Keep only the lines of the listing that include the word "JSON", and copy them.

··· SOURCE DATA ···

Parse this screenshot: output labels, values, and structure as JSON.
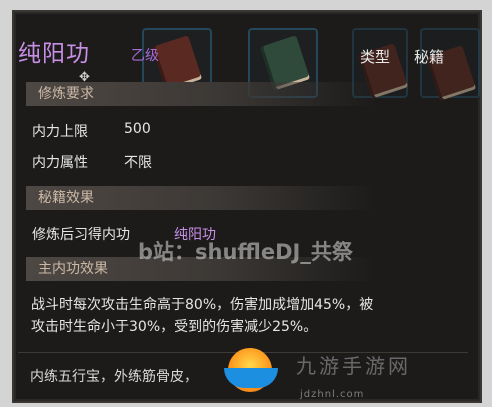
{
  "skill": {
    "name": "纯阳功",
    "grade": "乙级",
    "type_label": "类型",
    "type_value": "秘籍"
  },
  "sections": {
    "requirements": "修炼要求",
    "book_effect": "秘籍效果",
    "main_effect": "主内功效果"
  },
  "requirements": {
    "max_inner_label": "内力上限",
    "max_inner_value": "500",
    "inner_attr_label": "内力属性",
    "inner_attr_value": "不限"
  },
  "book_effect": {
    "text": "修炼后习得内功",
    "skill_link": "纯阳功"
  },
  "main_effect": {
    "line1": "战斗时每次攻击生命高于80%，伤害加成增加45%，被",
    "line2": "攻击时生命小于30%，受到的伤害减少25%。"
  },
  "flavor_text": "内练五行宝，外练筋骨皮，",
  "watermark": "b站：shuffleDJ_共祭",
  "site_watermark": {
    "name": "九游手游网",
    "url": "jdzhnl.com"
  },
  "colors": {
    "title_purple": "#c88fe6",
    "panel_bg": "#1c1b1a"
  },
  "icons": {
    "cursor": "move-cursor-icon",
    "book": "book-icon"
  }
}
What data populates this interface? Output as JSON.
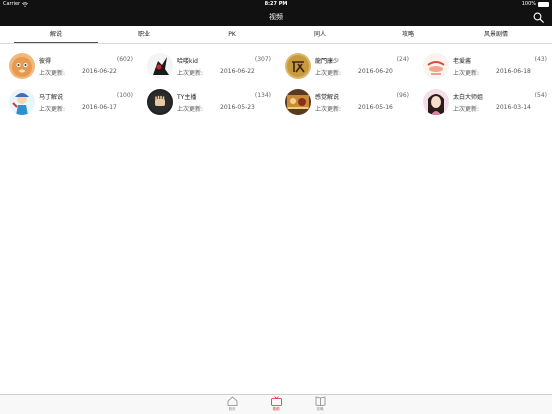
{
  "status_bar": {
    "carrier": "Carrier",
    "time": "8:27 PM",
    "battery": "100%"
  },
  "nav": {
    "title": "视频"
  },
  "tabs": [
    {
      "label": "解说",
      "active": true
    },
    {
      "label": "职业",
      "active": false
    },
    {
      "label": "PK",
      "active": false
    },
    {
      "label": "同人",
      "active": false
    },
    {
      "label": "攻略",
      "active": false
    },
    {
      "label": "风景剧情",
      "active": false
    }
  ],
  "update_label": "上次更新:",
  "cards": [
    {
      "name": "彼得",
      "count": "(602)",
      "date": "2016-06-22"
    },
    {
      "name": "哈喽kid",
      "count": "(307)",
      "date": "2016-06-22"
    },
    {
      "name": "龍門康少",
      "count": "(24)",
      "date": "2016-06-20"
    },
    {
      "name": "老爱酱",
      "count": "(43)",
      "date": "2016-06-18"
    },
    {
      "name": "马丁解说",
      "count": "(100)",
      "date": "2016-06-17"
    },
    {
      "name": "TY主播",
      "count": "(134)",
      "date": "2016-05-23"
    },
    {
      "name": "感觉解说",
      "count": "(96)",
      "date": "2016-05-16"
    },
    {
      "name": "太白大师姐",
      "count": "(54)",
      "date": "2016-03-14"
    }
  ],
  "bottom_tabs": [
    {
      "label": "首页",
      "icon": "home-icon",
      "active": false
    },
    {
      "label": "视频",
      "icon": "tv-icon",
      "active": true
    },
    {
      "label": "攻略",
      "icon": "book-icon",
      "active": false
    }
  ],
  "colors": {
    "bar": "#111111",
    "accent": "#d7262e"
  }
}
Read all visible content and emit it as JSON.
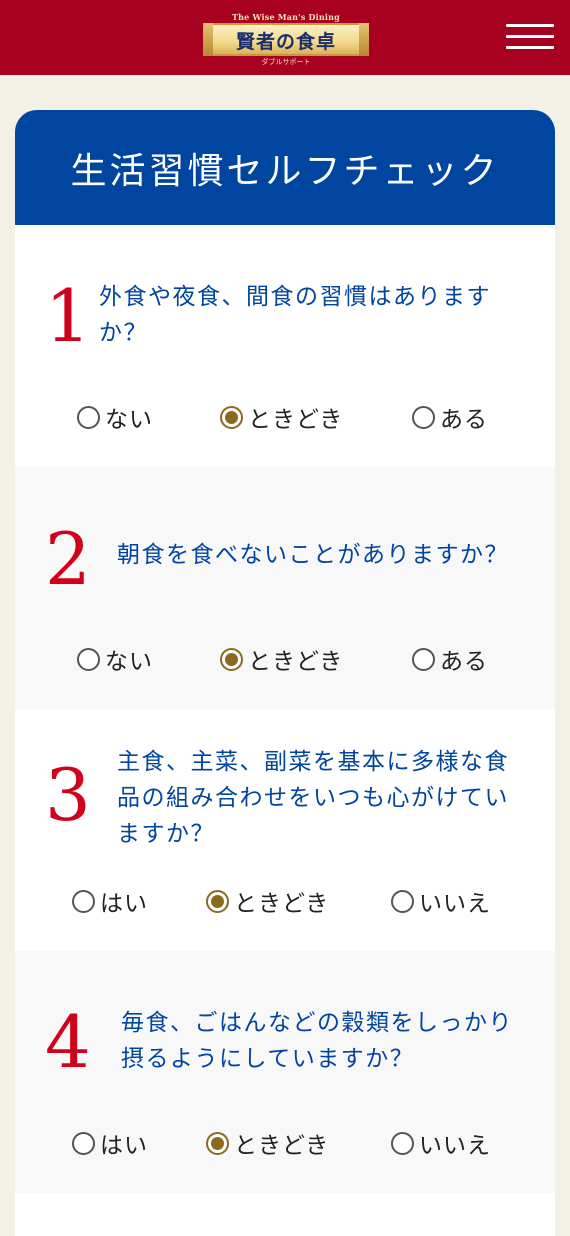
{
  "header": {
    "logo_top": "The Wise Man's Dining",
    "logo_main": "賢者の食卓",
    "logo_sub": "ダブルサポート",
    "menu_icon": "hamburger-menu-icon",
    "bg_color": "#a8001f"
  },
  "card": {
    "title": "生活習慣セルフチェック",
    "title_bg": "#0046a0"
  },
  "questions": [
    {
      "number": "1",
      "line1": "外食や夜食、間食の習慣はありますか？",
      "options": [
        "ない",
        "ときどき",
        "ある"
      ],
      "selected": "ときどき"
    },
    {
      "number": "2",
      "line1": "朝食を食べないことがありますか？",
      "options": [
        "ない",
        "ときどき",
        "ある"
      ],
      "selected": "ときどき"
    },
    {
      "number": "3",
      "line1": "主食、主菜、副菜を基本に多様な食品の組み合わせをいつも心がけていますか？",
      "options": [
        "はい",
        "ときどき",
        "いいえ"
      ],
      "selected": "ときどき"
    },
    {
      "number": "4",
      "line1": "毎食、ごはんなどの穀類をしっかり摂るようにしていますか？",
      "options": [
        "はい",
        "ときどき",
        "いいえ"
      ],
      "selected": "ときどき"
    }
  ],
  "colors": {
    "accent_red": "#d0021b",
    "question_blue": "#0046a0",
    "radio_selected": "#8a6a1f",
    "page_bg": "#f3f0e8"
  }
}
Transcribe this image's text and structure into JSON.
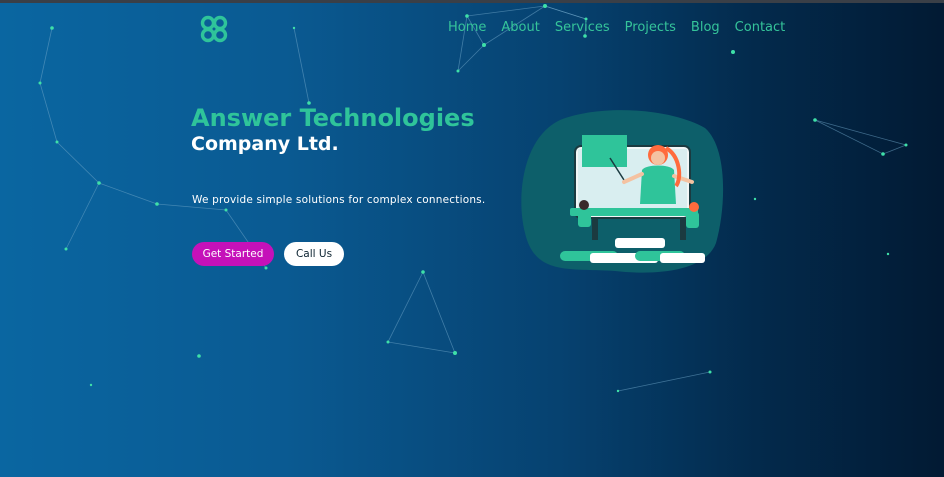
{
  "brand": {
    "logo_icon": "four-petal-knot-icon",
    "accent_color": "#2fc49a",
    "primary_button_color": "#c511b9"
  },
  "nav": {
    "items": [
      {
        "label": "Home"
      },
      {
        "label": "About"
      },
      {
        "label": "Services"
      },
      {
        "label": "Projects"
      },
      {
        "label": "Blog"
      },
      {
        "label": "Contact"
      }
    ]
  },
  "hero": {
    "title": "Answer Technologies",
    "subtitle": "Company Ltd.",
    "tagline": "We provide simple solutions for complex connections.",
    "primary_button": "Get Started",
    "secondary_button": "Call Us",
    "illustration": "online-teacher-illustration"
  }
}
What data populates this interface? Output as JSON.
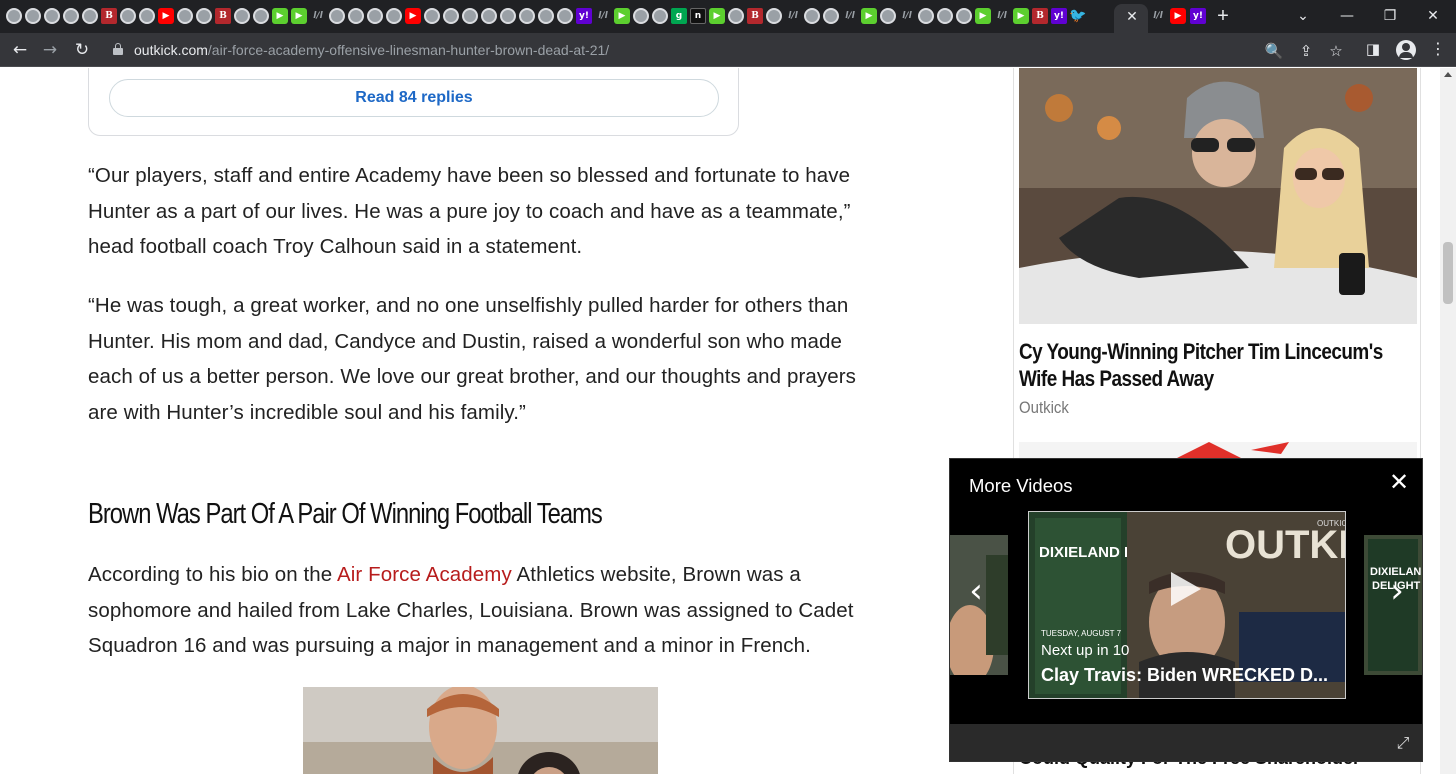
{
  "browser": {
    "tab_favicons": [
      "g",
      "g",
      "g",
      "g",
      "g",
      "bi",
      "g",
      "g",
      "yt",
      "g",
      "g",
      "bi",
      "g",
      "g",
      "play",
      "play",
      "dim",
      "g",
      "g",
      "g",
      "g",
      "yt",
      "g",
      "g",
      "g",
      "g",
      "g",
      "g",
      "g",
      "g",
      "yh",
      "dim",
      "play",
      "g",
      "g",
      "grn",
      "blk",
      "play",
      "g",
      "bi",
      "g",
      "dim",
      "g",
      "g",
      "dim",
      "play",
      "g",
      "dim",
      "g",
      "g",
      "g",
      "play",
      "dim",
      "play",
      "bi",
      "yh",
      "tw"
    ],
    "tab_favicon_glyphs": {
      "bi": "B",
      "yt": "▶",
      "play": "▶",
      "yh": "y!",
      "grn": "g",
      "blk": "n",
      "tw": "🐦",
      "dim": "l/l"
    },
    "active_tab_close": "✕",
    "tail_favicons": [
      "dim",
      "yt",
      "yh"
    ],
    "new_tab": "+",
    "window_controls": {
      "chevron": "⌄",
      "minimize": "—",
      "maximize": "❐",
      "close": "✕"
    },
    "nav": {
      "back": "←",
      "forward": "→",
      "reload": "↻"
    },
    "url_host": "outkick.com",
    "url_path": "/air-force-academy-offensive-linesman-hunter-brown-dead-at-21/",
    "omni_icons": {
      "zoom": "🔍",
      "share": "⇪",
      "bookmark": "☆",
      "sidepanel": "◨"
    }
  },
  "article": {
    "replies_button": "Read 84 replies",
    "quote1_lines": [
      "“Our players, staff and entire Academy have been so blessed and fortunate to have",
      "Hunter as a part of our lives. He was a pure joy to coach and have as a teammate,”",
      "head football coach Troy Calhoun said in a statement."
    ],
    "quote2_lines": [
      "“He was tough, a great worker, and no one unselfishly pulled harder for others than",
      "Hunter. His mom and dad, Candyce and Dustin, raised a wonderful son who made",
      "each of us a better person. We love our great brother, and our thoughts and prayers",
      "are with Hunter’s incredible soul and his family.”"
    ],
    "heading": "Brown Was Part Of A Pair Of Winning Football Teams",
    "bio": {
      "before_link": "According to his bio on the ",
      "link": "Air Force Academy",
      "after_link": " Athletics website, Brown was a",
      "line2": "sophomore and hailed from Lake Charles, Louisiana. Brown was assigned to Cadet",
      "line3": "Squadron 16 and was pursuing a major in management and a minor in French."
    }
  },
  "sidebar": {
    "promo_title": "Cy Young-Winning Pitcher Tim Lincecum's Wife Has Passed Away",
    "promo_source": "Outkick",
    "next_promo_title": "Could Quality For The Free Shareholder"
  },
  "video": {
    "title": "More Videos",
    "close": "✕",
    "prev_arrow": "‹",
    "next_arrow": "›",
    "next_up": "Next up in 10",
    "next_title": "Clay Travis: Biden WRECKED D...",
    "thumb_brand": "OUTKICK",
    "thumb_brand_small": "OUTKICK",
    "thumb_show": "DIXIELAND DELIGHT",
    "thumb_date": "TUESDAY, AUGUST 7",
    "expand": "⤢"
  }
}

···

RESPONSE TO THIS TASK:
Parse this screenshot: output labels, values, and structure as JSON.
What data populates this interface? Output as JSON.
Read all visible content and emit it as JSON.
Transcribe this image's text and structure into JSON.
What data populates this interface? Output as JSON.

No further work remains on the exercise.